'''

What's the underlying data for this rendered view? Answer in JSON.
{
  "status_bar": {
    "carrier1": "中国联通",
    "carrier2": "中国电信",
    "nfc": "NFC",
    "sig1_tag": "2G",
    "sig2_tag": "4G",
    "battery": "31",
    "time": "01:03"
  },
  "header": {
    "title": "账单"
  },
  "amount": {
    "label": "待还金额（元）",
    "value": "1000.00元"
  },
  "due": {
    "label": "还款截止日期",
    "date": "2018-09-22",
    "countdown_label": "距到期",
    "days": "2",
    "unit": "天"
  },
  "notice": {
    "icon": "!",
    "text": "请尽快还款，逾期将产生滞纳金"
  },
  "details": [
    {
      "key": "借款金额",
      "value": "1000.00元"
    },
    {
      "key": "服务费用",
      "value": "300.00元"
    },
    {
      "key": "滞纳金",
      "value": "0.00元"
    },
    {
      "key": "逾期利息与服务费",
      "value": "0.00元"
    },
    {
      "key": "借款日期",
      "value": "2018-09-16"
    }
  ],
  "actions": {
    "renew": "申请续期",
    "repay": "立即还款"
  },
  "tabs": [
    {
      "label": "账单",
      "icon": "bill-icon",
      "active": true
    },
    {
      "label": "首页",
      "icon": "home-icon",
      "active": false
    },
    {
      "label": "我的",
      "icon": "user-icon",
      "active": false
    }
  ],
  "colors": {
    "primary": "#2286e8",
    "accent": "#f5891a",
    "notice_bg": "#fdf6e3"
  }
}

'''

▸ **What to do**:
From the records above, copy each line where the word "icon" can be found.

▸ **Response to this task**:
    "icon": "!",
      "icon": "bill-icon",
      "icon": "home-icon",
      "icon": "user-icon",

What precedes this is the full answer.